With a chance of freezing temperatures around the country we have had a lot of enquires about ponds freezing and how this will affect our amphibians. Here we’ll try to answer some of your most frequently asked questions and put your mind at rest.

In Britain, amphibians largely hibernate on land but some common frogs may lie dormant at the bottom of ponds in winter. You can read more about this in our blog “Where do frogs go in winter?” and in our Hibernation FAQs. Occasionally, in particularly icy spells, frogs can die of 'winterkill', where toxic gases (released in the pond through natural decomposition of dead leaves) cannot escape from the pond due to the layer of ice. Though this can be upsetting to pond owners this phenomenon is largely natural and will only affect a very small percentage of the local frog population. Read more about winterkill on the Garden Wildlife Health website.

Amphibians can breathe through their skin.
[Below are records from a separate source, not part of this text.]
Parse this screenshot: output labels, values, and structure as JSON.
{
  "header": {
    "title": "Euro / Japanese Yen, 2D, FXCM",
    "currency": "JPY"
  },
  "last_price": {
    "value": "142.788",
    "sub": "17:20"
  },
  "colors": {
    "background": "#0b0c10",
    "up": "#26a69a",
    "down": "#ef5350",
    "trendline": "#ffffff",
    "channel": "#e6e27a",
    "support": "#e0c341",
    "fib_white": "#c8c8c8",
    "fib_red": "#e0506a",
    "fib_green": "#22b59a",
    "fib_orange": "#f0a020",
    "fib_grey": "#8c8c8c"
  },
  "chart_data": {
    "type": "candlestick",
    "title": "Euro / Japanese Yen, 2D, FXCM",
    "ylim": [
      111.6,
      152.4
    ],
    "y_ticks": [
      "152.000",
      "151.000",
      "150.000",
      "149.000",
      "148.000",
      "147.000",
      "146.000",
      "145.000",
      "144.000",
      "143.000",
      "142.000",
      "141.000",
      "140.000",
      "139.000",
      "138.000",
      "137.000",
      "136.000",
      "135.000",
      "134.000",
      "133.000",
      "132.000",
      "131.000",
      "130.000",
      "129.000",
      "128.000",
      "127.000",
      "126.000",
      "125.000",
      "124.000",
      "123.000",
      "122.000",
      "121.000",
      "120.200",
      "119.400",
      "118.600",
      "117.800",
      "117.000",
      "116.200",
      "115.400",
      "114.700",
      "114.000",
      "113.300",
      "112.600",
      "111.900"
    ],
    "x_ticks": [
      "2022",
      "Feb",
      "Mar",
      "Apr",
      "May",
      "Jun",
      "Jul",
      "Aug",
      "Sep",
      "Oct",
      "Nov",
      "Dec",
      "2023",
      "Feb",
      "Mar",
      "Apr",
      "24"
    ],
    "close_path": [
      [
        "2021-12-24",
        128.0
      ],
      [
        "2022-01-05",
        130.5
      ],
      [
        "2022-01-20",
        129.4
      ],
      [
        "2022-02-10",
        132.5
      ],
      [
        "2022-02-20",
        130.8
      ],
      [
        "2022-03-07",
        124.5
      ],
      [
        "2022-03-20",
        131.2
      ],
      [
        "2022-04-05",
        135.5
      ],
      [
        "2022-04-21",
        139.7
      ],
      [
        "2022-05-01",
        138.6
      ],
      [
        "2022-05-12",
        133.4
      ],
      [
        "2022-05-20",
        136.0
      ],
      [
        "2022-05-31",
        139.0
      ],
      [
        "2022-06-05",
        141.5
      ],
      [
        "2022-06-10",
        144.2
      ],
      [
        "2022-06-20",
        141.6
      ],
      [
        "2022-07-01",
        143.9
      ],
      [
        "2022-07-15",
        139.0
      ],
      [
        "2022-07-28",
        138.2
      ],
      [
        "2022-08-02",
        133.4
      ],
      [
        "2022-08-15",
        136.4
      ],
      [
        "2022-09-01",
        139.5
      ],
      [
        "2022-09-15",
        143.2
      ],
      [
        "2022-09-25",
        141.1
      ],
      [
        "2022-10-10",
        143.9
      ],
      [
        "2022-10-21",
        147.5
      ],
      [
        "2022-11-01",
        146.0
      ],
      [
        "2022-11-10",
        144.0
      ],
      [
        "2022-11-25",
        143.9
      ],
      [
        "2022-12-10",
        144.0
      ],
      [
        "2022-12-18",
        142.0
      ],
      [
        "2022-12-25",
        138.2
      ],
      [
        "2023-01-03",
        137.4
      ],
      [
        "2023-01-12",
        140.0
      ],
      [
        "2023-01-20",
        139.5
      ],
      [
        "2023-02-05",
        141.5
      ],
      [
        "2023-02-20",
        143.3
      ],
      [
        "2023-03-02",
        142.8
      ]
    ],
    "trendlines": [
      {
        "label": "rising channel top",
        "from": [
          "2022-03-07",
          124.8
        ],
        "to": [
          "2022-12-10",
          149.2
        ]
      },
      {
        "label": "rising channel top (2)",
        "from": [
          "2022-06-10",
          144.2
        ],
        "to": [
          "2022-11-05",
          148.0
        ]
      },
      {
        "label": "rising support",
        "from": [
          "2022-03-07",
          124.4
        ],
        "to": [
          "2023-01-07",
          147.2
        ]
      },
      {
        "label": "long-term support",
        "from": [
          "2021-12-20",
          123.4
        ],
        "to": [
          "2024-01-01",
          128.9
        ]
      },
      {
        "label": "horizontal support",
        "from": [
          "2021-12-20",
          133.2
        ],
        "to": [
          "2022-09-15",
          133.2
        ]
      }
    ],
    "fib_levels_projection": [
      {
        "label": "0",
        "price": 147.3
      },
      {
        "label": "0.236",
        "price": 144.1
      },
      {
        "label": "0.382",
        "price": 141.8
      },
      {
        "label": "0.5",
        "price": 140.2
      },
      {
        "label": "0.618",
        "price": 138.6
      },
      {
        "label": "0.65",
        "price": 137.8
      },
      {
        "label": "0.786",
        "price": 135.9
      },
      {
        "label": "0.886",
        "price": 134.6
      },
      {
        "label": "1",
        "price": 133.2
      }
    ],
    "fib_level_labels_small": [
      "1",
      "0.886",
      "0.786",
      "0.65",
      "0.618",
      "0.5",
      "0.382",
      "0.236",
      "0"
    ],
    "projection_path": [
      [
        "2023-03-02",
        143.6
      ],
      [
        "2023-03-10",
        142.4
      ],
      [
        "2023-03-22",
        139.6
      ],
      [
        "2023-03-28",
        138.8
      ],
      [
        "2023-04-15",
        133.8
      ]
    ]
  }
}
Providing that there is sufficient oxygen in the water, they can survive for long periods beneath the ice. A traditional solution has been to create a hole in the ice to allow gas exchange with the air. Recent research suggests that this may be ineffective, and growth of plants and green algae may be more helpful, as these oxygenate the water, even under ice. A hole in the ice probably won't make much difference to the oxygen level in the pond but it may help air breathing creatures which can swim to the surface for air. It will also give other wildlife somewhere to drink.

Clearing snow from the surface of a frozen pond may help, allowing more light to enter, hence increasing oxygen production from submerged plants and algae. Never pour hot water on to the ice or use chemicals or salt. Similarly, do not be tempted to smash the ice as this can damage pond liners and plants. The best way to create a hole in the ice is to leave a ball or other floating object in the pond which can be removed to leave a hole after it freezes.

Finally please do be very careful around frozen ponds. Although it looks solid the ice can be deceptively thin - it won’t hold much weight. Cleaning snow from the ice will make the pond more visible to anyone nearby.

Our native amphibians are well adapted for our weather conditions and although this very cold weather can be concerning they will undoubtedly muddle through and will soon be taking advantage of spring sunshine and spawning once more.